→ **What to produce**
Go through the data below line by line and count those containing the word "text". Reply with the count only.

+++++

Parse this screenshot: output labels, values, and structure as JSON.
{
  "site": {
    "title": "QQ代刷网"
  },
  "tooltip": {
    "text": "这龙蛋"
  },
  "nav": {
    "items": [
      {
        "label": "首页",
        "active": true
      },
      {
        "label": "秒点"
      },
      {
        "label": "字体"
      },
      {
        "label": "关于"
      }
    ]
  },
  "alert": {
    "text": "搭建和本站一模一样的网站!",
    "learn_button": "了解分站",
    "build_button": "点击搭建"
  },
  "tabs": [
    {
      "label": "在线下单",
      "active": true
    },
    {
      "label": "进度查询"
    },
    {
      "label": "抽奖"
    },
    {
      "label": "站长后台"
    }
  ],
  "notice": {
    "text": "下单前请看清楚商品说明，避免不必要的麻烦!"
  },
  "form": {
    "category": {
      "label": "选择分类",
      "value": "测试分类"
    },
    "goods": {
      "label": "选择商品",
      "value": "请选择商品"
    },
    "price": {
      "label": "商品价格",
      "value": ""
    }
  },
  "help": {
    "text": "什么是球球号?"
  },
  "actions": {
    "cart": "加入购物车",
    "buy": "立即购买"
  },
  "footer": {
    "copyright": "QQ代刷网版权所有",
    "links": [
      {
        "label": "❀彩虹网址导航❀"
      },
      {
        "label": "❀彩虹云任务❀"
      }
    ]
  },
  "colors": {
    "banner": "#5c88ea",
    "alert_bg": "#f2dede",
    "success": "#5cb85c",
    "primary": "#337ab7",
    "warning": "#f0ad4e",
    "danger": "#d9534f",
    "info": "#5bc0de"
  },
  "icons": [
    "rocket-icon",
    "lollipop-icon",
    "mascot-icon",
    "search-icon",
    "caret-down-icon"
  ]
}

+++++

→ **Exercise result**
4